Case: This is a case of a 45-year-old male who presented to the Endocrinology clinic. He has a past medical history significant for congenital adrenal hyperplasia (CAH), recurrent pancreatitis from overuse of alcohol, major depressive disorder, hypertension, and childhood genitoplasty at age 14 years. He stated that he was raised as a girl by his parents/grandparents. However, he never developed periods or menstrual cycles and was never treated medically (such as with glucocorticoids) prior to coming to Endocrinology in 2014. In addition, he never had a salt-wasting crisis and was never hospitalized for hypovolemia, shock, or hypotension. In review of his prior laboratory data he was found to have a 17-OH-Progesterone of 18,409 ng/dl (27-199). An androstenedione level was found to be 192 ng/ml (27-152). He was subsequently started on glucocorticoids which brought the 17-OH-Progesterone down to 146 ng/dl. His social history is significant for drinking four 24-ounce beers daily. He enjoys watching sports on television, particularly football. Pertinent positives on physical exam revealed his height of 59 inches (4’11”). He also demonstrated round, cushingoid “moon facies.” On genitourinary exam, there was the presence of fused labia, clitoromegaly, and a single orifice in the perineum. In addition, there was a small, vaginal introitus. No palpable inguinal masses. He did have a pelvic ultrasound which demonstrated “No sign of testicles with the inguinal canal or into the perineum.” A prior CT of the abdomen and pelvis showed “diffuse nodular enlargement of the adrenal glands bilaterally. On the left, there are multiple rounded hypodensities with largest distinct mass measuring 2.0 x 1.8 cm in size.”

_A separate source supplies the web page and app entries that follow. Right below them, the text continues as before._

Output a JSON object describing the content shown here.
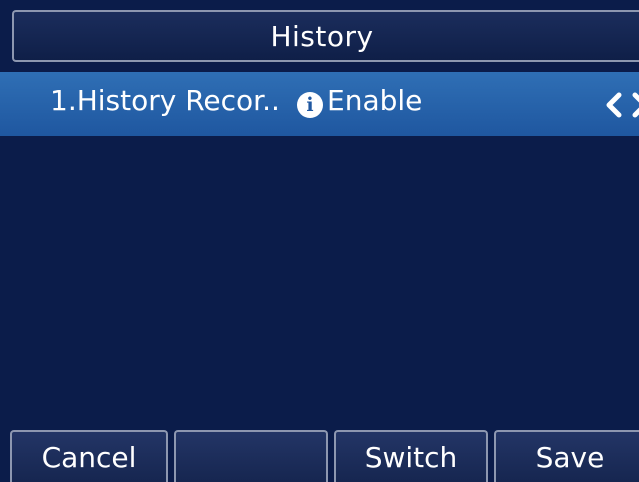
{
  "header": {
    "title": "History"
  },
  "setting_row": {
    "label": "1.History Recor..",
    "info_icon": "info-icon",
    "value": "Enable",
    "prev_icon": "chevron-left-icon",
    "next_icon": "chevron-right-icon"
  },
  "softkeys": {
    "cancel": "Cancel",
    "blank": "",
    "switch": "Switch",
    "save": "Save"
  },
  "colors": {
    "background": "#0b1c4a",
    "selected_row": "#2f6fb5",
    "border": "#8d97b0",
    "text": "#ffffff"
  }
}
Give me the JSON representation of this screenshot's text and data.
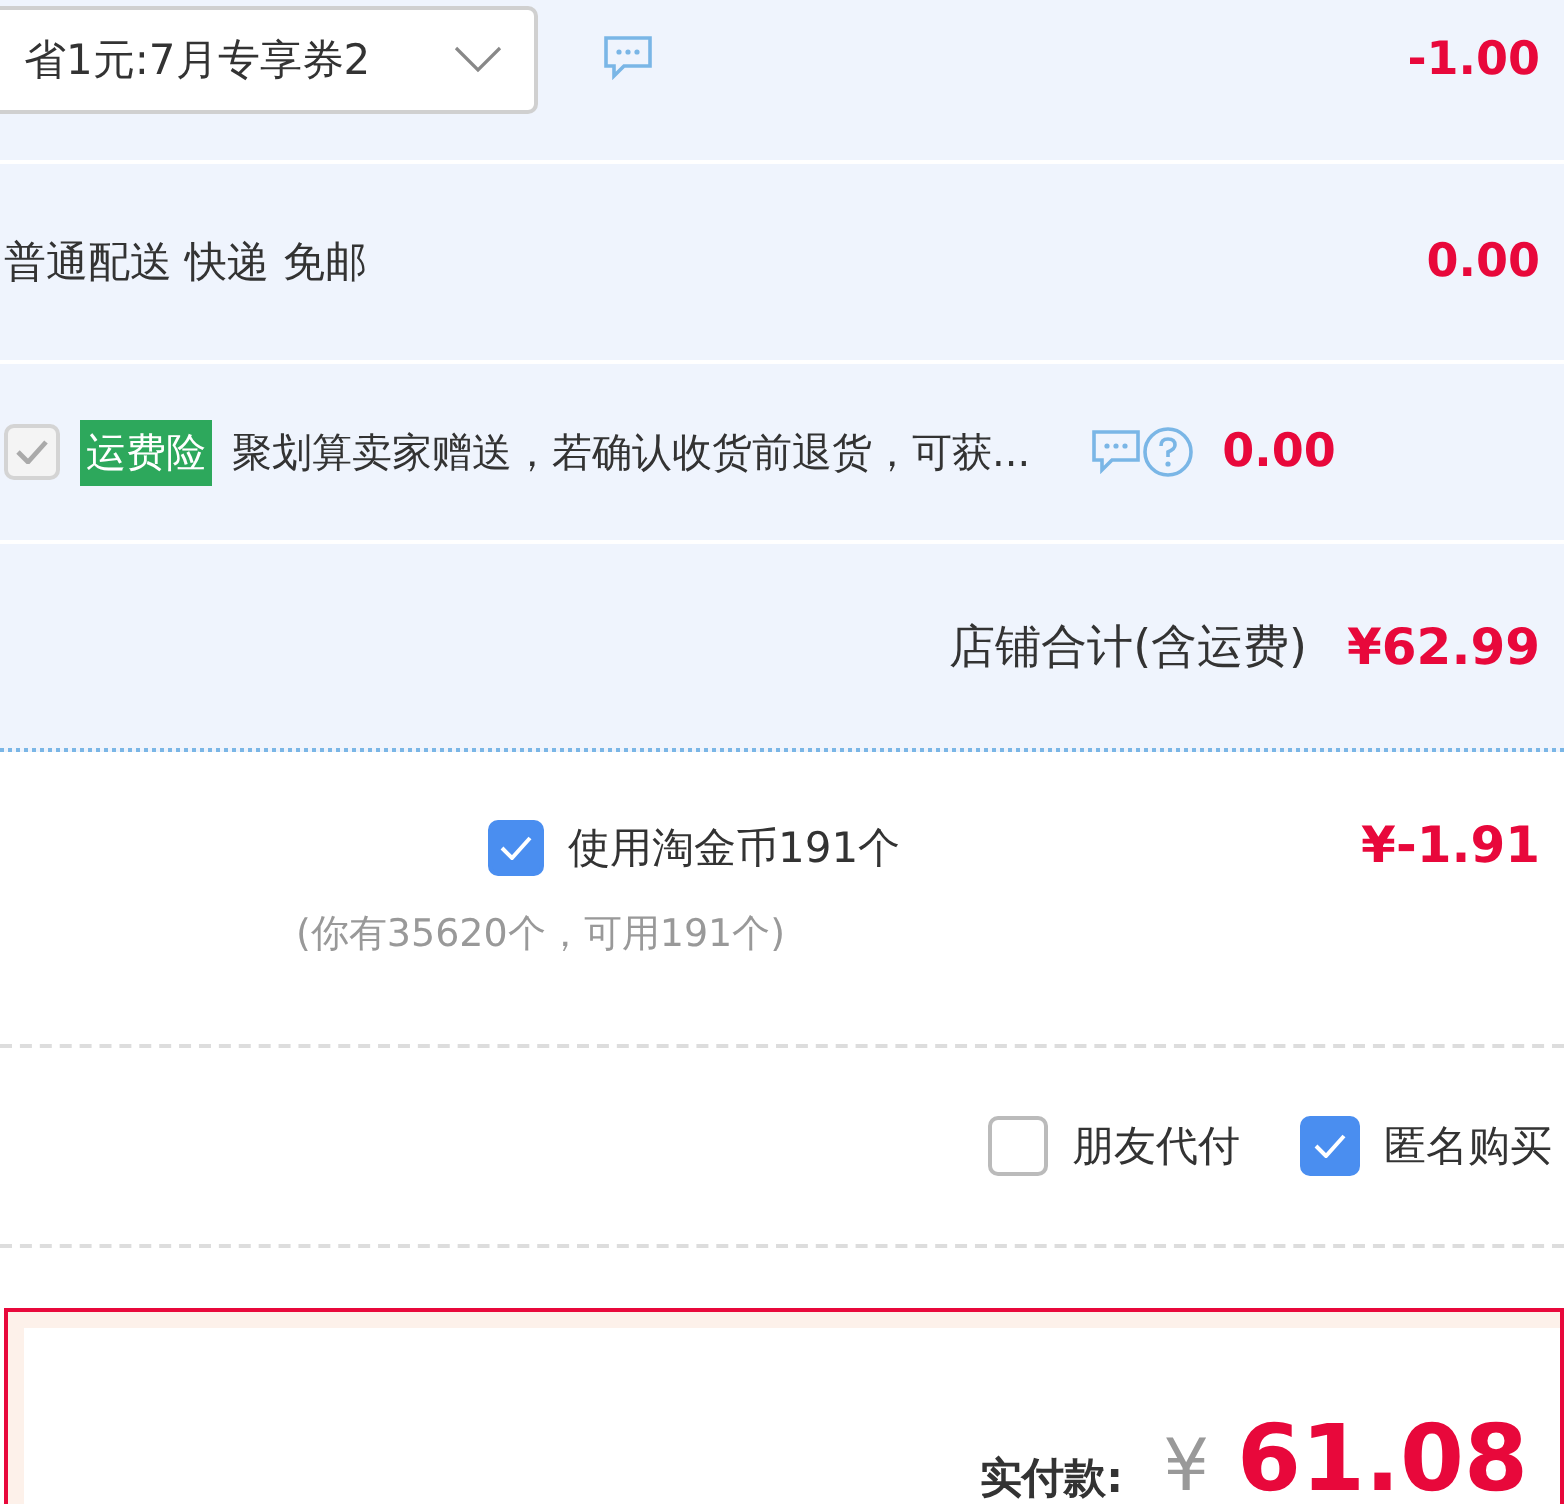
{
  "coupon": {
    "value": "省1元:7月专享券2",
    "amount": "-1.00"
  },
  "shipping": {
    "text": "普通配送 快递 免邮",
    "amount": "0.00"
  },
  "insurance": {
    "checked": true,
    "disabled": true,
    "tag": "运费险",
    "text": "聚划算卖家赠送，若确认收货前退货，可获...",
    "amount": "0.00"
  },
  "shop_total": {
    "label": "店铺合计(含运费)",
    "amount": "¥62.99"
  },
  "coins": {
    "checked": true,
    "label": "使用淘金币191个",
    "note": "(你有35620个，可用191个)",
    "amount": "¥-1.91"
  },
  "options": [
    {
      "label": "朋友代付",
      "checked": false
    },
    {
      "label": "匿名购买",
      "checked": true
    }
  ],
  "payment": {
    "label": "实付款:",
    "currency": "¥",
    "amount": "61.08"
  }
}
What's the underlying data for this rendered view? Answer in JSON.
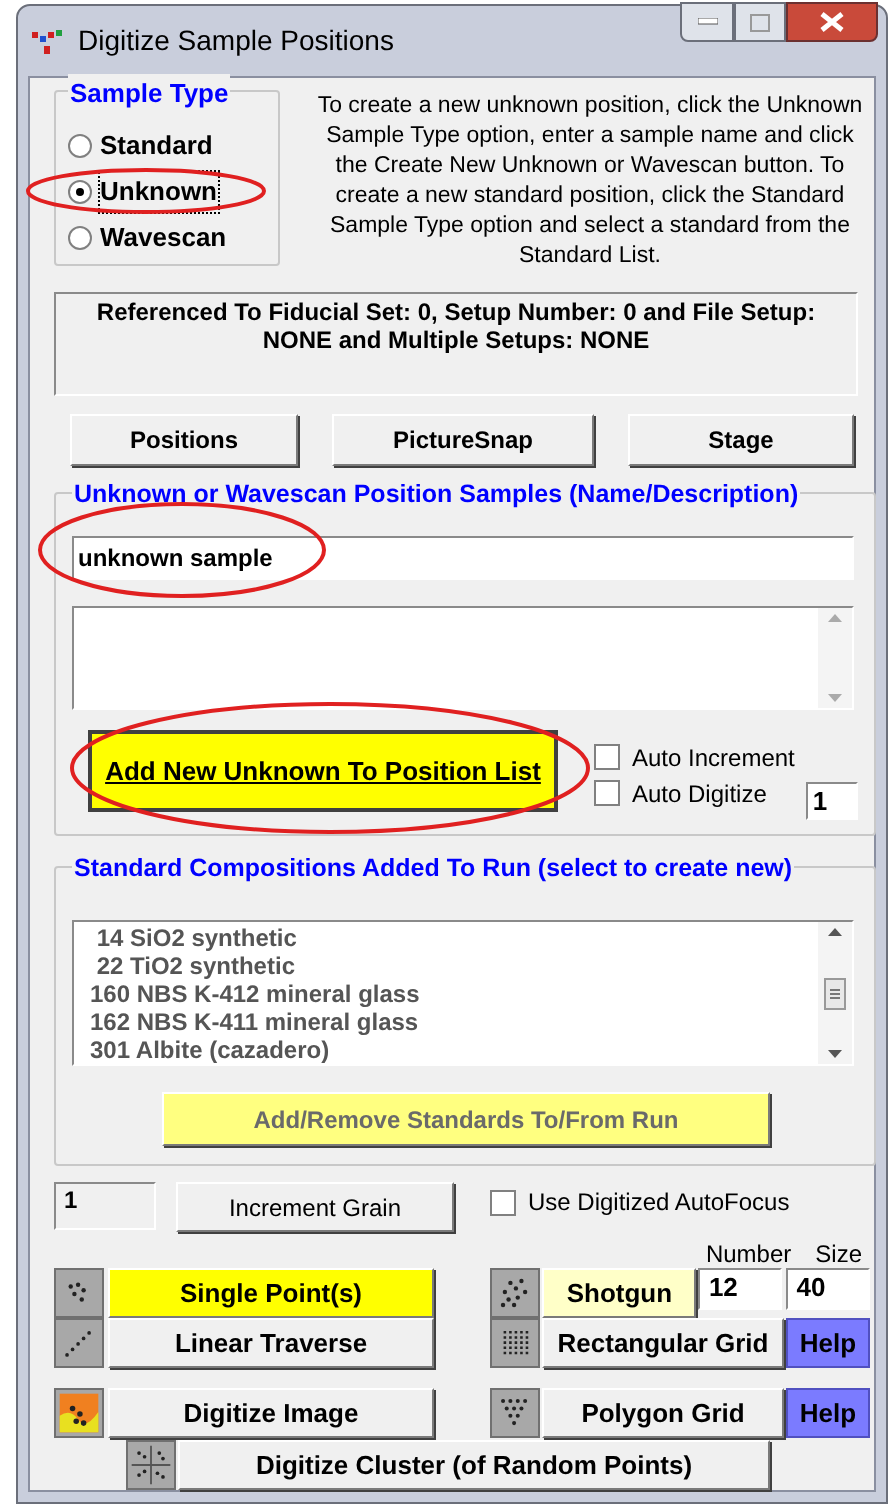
{
  "window": {
    "title": "Digitize Sample Positions"
  },
  "sample_type": {
    "label": "Sample Type",
    "options": [
      {
        "label": "Standard",
        "selected": false
      },
      {
        "label": "Unknown",
        "selected": true
      },
      {
        "label": "Wavescan",
        "selected": false
      }
    ]
  },
  "instructions": "To create a new unknown position, click the Unknown Sample Type option, enter a sample name and click the Create New Unknown or Wavescan button. To create a new standard position, click the Standard Sample Type option and select a standard from the Standard List.",
  "reference_info": "Referenced To Fiducial Set: 0, Setup Number:  0 and File Setup: NONE and Multiple Setups: NONE",
  "top_buttons": [
    "Positions",
    "PictureSnap",
    "Stage"
  ],
  "unknown_group": {
    "label": "Unknown or Wavescan Position Samples (Name/Description)",
    "name_value": "unknown sample",
    "add_button": "Add New Unknown To Position List",
    "options": [
      {
        "label": "Auto Increment",
        "checked": false
      },
      {
        "label": "Auto Digitize",
        "checked": false
      }
    ],
    "digitize_count": "1"
  },
  "standards_group": {
    "label": "Standard Compositions Added To Run (select to create new)",
    "items": [
      " 14 SiO2 synthetic",
      " 22 TiO2 synthetic",
      "160 NBS K-412 mineral glass",
      "162 NBS K-411 mineral glass",
      "301 Albite (cazadero)"
    ],
    "button": "Add/Remove Standards To/From Run"
  },
  "grain": {
    "value": "1",
    "button": "Increment Grain"
  },
  "autofocus": {
    "label": "Use Digitized AutoFocus",
    "checked": false
  },
  "shotgun_params": {
    "number_label": "Number",
    "size_label": "Size",
    "number": "12",
    "size": "40"
  },
  "left_modes": [
    {
      "label": "Single Point(s)",
      "kind": "points",
      "color": "#ffff00"
    },
    {
      "label": "Linear Traverse",
      "kind": "line",
      "color": "#f0f0f0"
    },
    {
      "label": "Digitize Image",
      "kind": "image",
      "color": "#f0f0f0"
    }
  ],
  "right_modes": [
    {
      "label": "Shotgun",
      "kind": "scatter",
      "color": "#ffffc8"
    },
    {
      "label": "Rectangular Grid",
      "kind": "grid",
      "color": "#f0f0f0",
      "help": "Help"
    },
    {
      "label": "Polygon Grid",
      "kind": "triangle",
      "color": "#f0f0f0",
      "help": "Help"
    }
  ],
  "cluster_mode": {
    "label": "Digitize Cluster (of Random Points)",
    "kind": "cluster"
  }
}
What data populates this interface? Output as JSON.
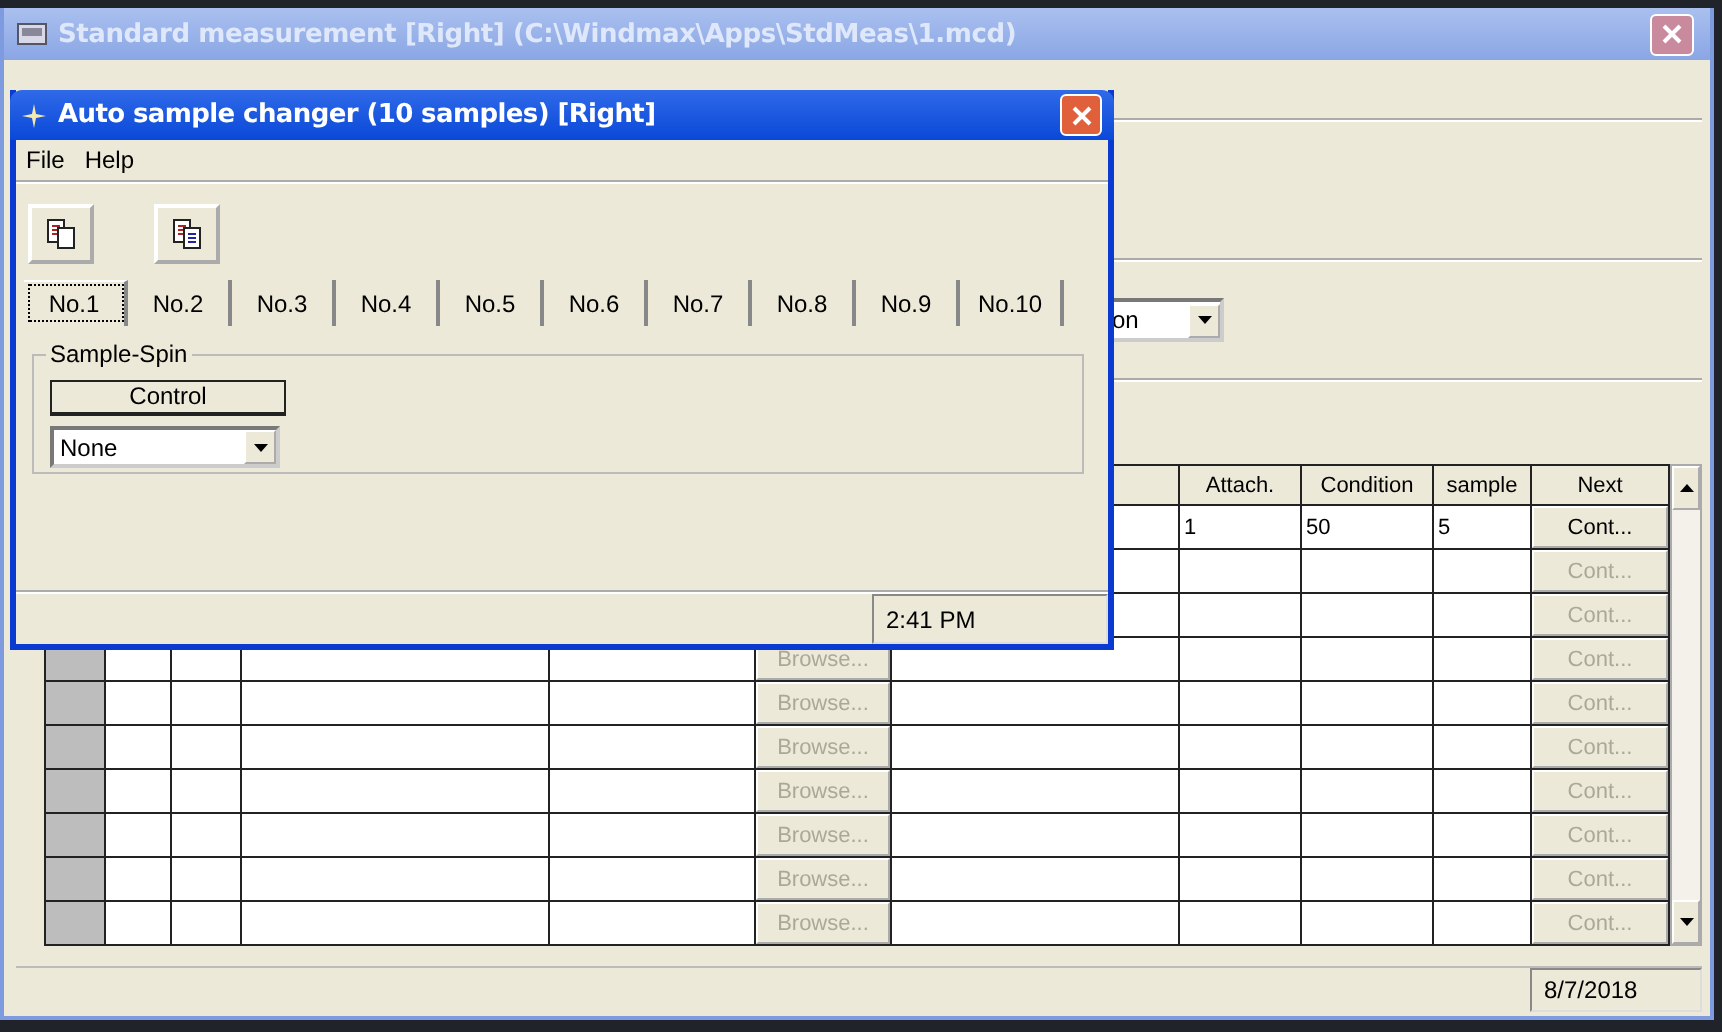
{
  "main_window": {
    "title": "Standard measurement [Right] (C:\\Windmax\\Apps\\StdMeas\\1.mcd)",
    "mode_dropdown": {
      "value": "on"
    },
    "table": {
      "columns": [
        "Attach.",
        "Condition",
        "sample",
        "Next"
      ],
      "rows": [
        {
          "attach": "1",
          "condition": "50",
          "sample": "5",
          "next": {
            "label": "Cont...",
            "disabled": false
          }
        },
        {
          "next": {
            "label": "Cont...",
            "disabled": true
          }
        },
        {
          "next": {
            "label": "Cont...",
            "disabled": true
          }
        },
        {
          "browse": {
            "label": "Browse...",
            "disabled": true
          },
          "next": {
            "label": "Cont...",
            "disabled": true
          }
        },
        {
          "browse": {
            "label": "Browse...",
            "disabled": true
          },
          "next": {
            "label": "Cont...",
            "disabled": true
          }
        },
        {
          "browse": {
            "label": "Browse...",
            "disabled": true
          },
          "next": {
            "label": "Cont...",
            "disabled": true
          }
        },
        {
          "browse": {
            "label": "Browse...",
            "disabled": true
          },
          "next": {
            "label": "Cont...",
            "disabled": true
          }
        },
        {
          "browse": {
            "label": "Browse...",
            "disabled": true
          },
          "next": {
            "label": "Cont...",
            "disabled": true
          }
        },
        {
          "browse": {
            "label": "Browse...",
            "disabled": true
          },
          "next": {
            "label": "Cont...",
            "disabled": true
          }
        },
        {
          "browse": {
            "label": "Browse...",
            "disabled": true
          },
          "next": {
            "label": "Cont...",
            "disabled": true
          }
        }
      ]
    },
    "status_bar": {
      "date": "8/7/2018"
    }
  },
  "dialog": {
    "title": "Auto sample changer (10 samples) [Right]",
    "menu": [
      "File",
      "Help"
    ],
    "tabs": [
      {
        "label": "No.1",
        "selected": true
      },
      {
        "label": "No.2",
        "selected": false
      },
      {
        "label": "No.3",
        "selected": false
      },
      {
        "label": "No.4",
        "selected": false
      },
      {
        "label": "No.5",
        "selected": false
      },
      {
        "label": "No.6",
        "selected": false
      },
      {
        "label": "No.7",
        "selected": false
      },
      {
        "label": "No.8",
        "selected": false
      },
      {
        "label": "No.9",
        "selected": false
      },
      {
        "label": "No.10",
        "selected": false
      }
    ],
    "group": {
      "title": "Sample-Spin",
      "header": "Control",
      "select": {
        "value": "None"
      }
    },
    "status_bar": {
      "time": "2:41 PM"
    }
  }
}
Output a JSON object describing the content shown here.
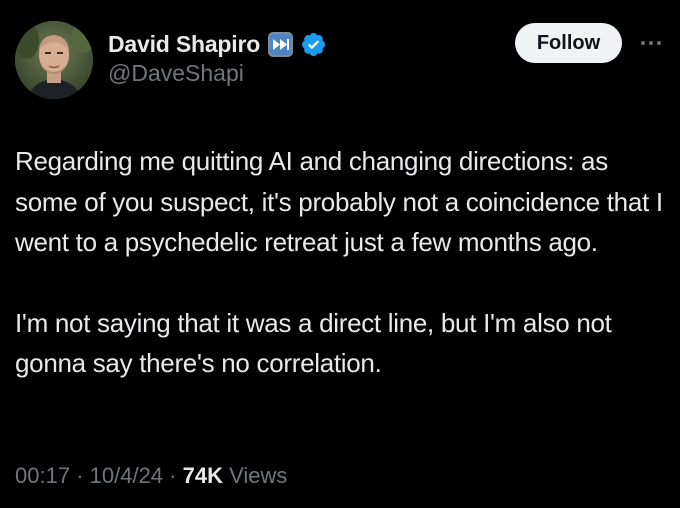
{
  "author": {
    "display_name": "David Shapiro",
    "handle": "@DaveShapi",
    "badges": [
      "automated-fast-forward-icon",
      "verified-badge-icon"
    ]
  },
  "actions": {
    "follow_label": "Follow",
    "more_icon": "more-horizontal-icon"
  },
  "tweet": {
    "paragraphs": [
      "Regarding me quitting AI and changing directions: as some of you suspect, it's probably not a coincidence that I went to a psychedelic retreat just a few months ago.",
      "I'm not saying that it was a direct line, but I'm also not gonna say there's no correlation."
    ]
  },
  "meta": {
    "time": "00:17",
    "separator": "·",
    "date": "10/4/24",
    "views_count": "74K",
    "views_label": "Views"
  },
  "colors": {
    "background": "#000000",
    "text_primary": "#e7e9ea",
    "text_secondary": "#71767b",
    "verified_blue": "#1d9bf0",
    "follow_bg": "#eff3f4"
  }
}
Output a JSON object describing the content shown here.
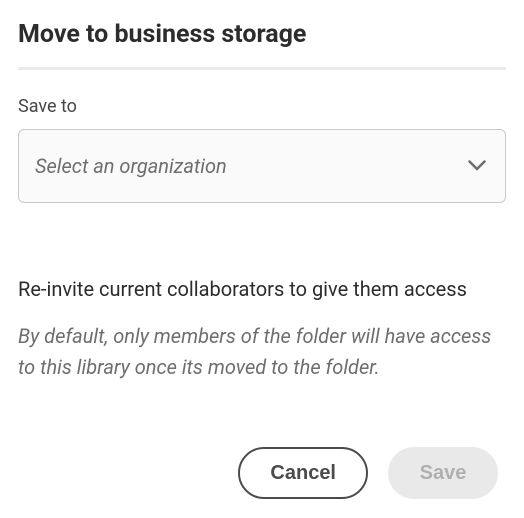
{
  "dialog": {
    "title": "Move to business storage"
  },
  "field": {
    "label": "Save to",
    "placeholder": "Select an organization"
  },
  "reinvite": {
    "heading": "Re-invite current collaborators to give them access",
    "description": "By default, only members of the folder will have access to this library once its moved to the folder."
  },
  "buttons": {
    "cancel": "Cancel",
    "save": "Save"
  }
}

Discussion: In summary, this is a case of 45-year-old phenotypically and (likely) karyotypically female, but who identifies socially and psychologically as male. He most likely has deficiency in CYP21A2 activity due to the high levels of plasma 17-hydroxyprogesterone, physical exam findings and medical history. In spite of childhood rearing as a female, his social and psychological preference is to identify as a male. In review of the literature, between 5-15% of patients with CAH, karyotypically female, will identify as male. This is felt to be related to the concept of androgen imprinting where elevated levels of androgens on the developing brain influence gender preference over karyotype and sexual assignment(1). It is important to note that the androgen elevation is not from testicular or ovarian production but from the adrenal glands. These lifelong elevated androgen levels in this patient likely contributed to his gender identity.
Conclusion: In cases of congenital adrenal hyperplasia it is important to consider the role of androgens in gender identity which may have more influence than childhood sexual assignment.
Nothing to Disclose: BB, SK